:: TASK INPUTS
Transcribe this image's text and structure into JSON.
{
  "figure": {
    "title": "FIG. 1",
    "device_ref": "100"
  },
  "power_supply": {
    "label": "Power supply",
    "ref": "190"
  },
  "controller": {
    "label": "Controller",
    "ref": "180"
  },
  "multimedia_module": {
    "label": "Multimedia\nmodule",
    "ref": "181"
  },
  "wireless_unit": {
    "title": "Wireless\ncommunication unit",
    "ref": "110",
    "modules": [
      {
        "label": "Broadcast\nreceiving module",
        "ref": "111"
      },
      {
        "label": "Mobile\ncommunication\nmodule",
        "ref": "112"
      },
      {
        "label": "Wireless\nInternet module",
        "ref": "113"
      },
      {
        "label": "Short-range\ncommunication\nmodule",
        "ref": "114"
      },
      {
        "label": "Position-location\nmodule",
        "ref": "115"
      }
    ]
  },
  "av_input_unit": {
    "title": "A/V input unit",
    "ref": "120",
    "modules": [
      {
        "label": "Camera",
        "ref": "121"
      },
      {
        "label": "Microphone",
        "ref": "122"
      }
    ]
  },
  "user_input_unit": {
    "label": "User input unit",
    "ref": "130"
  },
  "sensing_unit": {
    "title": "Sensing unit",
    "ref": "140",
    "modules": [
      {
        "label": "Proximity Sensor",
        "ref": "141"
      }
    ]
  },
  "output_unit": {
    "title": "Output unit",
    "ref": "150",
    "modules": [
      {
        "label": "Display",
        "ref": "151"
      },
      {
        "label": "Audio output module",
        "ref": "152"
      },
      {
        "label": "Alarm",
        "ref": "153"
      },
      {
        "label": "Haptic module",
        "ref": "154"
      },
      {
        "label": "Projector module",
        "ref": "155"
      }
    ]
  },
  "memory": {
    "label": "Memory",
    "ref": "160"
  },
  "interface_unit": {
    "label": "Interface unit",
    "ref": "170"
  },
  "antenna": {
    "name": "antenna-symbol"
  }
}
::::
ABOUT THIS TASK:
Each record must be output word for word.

SOLUTION FOR THIS PROBLEM:
Transcribe this image's text and structure into JSON.
{
  "figure": {
    "title": "FIG. 1",
    "device_ref": "100"
  },
  "power_supply": {
    "label": "Power supply",
    "ref": "190"
  },
  "controller": {
    "label": "Controller",
    "ref": "180"
  },
  "multimedia_module": {
    "label": "Multimedia\nmodule",
    "ref": "181"
  },
  "wireless_unit": {
    "title": "Wireless\ncommunication unit",
    "ref": "110",
    "modules": [
      {
        "label": "Broadcast\nreceiving module",
        "ref": "111"
      },
      {
        "label": "Mobile\ncommunication\nmodule",
        "ref": "112"
      },
      {
        "label": "Wireless\nInternet module",
        "ref": "113"
      },
      {
        "label": "Short-range\ncommunication\nmodule",
        "ref": "114"
      },
      {
        "label": "Position-location\nmodule",
        "ref": "115"
      }
    ]
  },
  "av_input_unit": {
    "title": "A/V input unit",
    "ref": "120",
    "modules": [
      {
        "label": "Camera",
        "ref": "121"
      },
      {
        "label": "Microphone",
        "ref": "122"
      }
    ]
  },
  "user_input_unit": {
    "label": "User input unit",
    "ref": "130"
  },
  "sensing_unit": {
    "title": "Sensing unit",
    "ref": "140",
    "modules": [
      {
        "label": "Proximity Sensor",
        "ref": "141"
      }
    ]
  },
  "output_unit": {
    "title": "Output unit",
    "ref": "150",
    "modules": [
      {
        "label": "Display",
        "ref": "151"
      },
      {
        "label": "Audio output module",
        "ref": "152"
      },
      {
        "label": "Alarm",
        "ref": "153"
      },
      {
        "label": "Haptic module",
        "ref": "154"
      },
      {
        "label": "Projector module",
        "ref": "155"
      }
    ]
  },
  "memory": {
    "label": "Memory",
    "ref": "160"
  },
  "interface_unit": {
    "label": "Interface unit",
    "ref": "170"
  },
  "antenna": {
    "name": "antenna-symbol"
  }
}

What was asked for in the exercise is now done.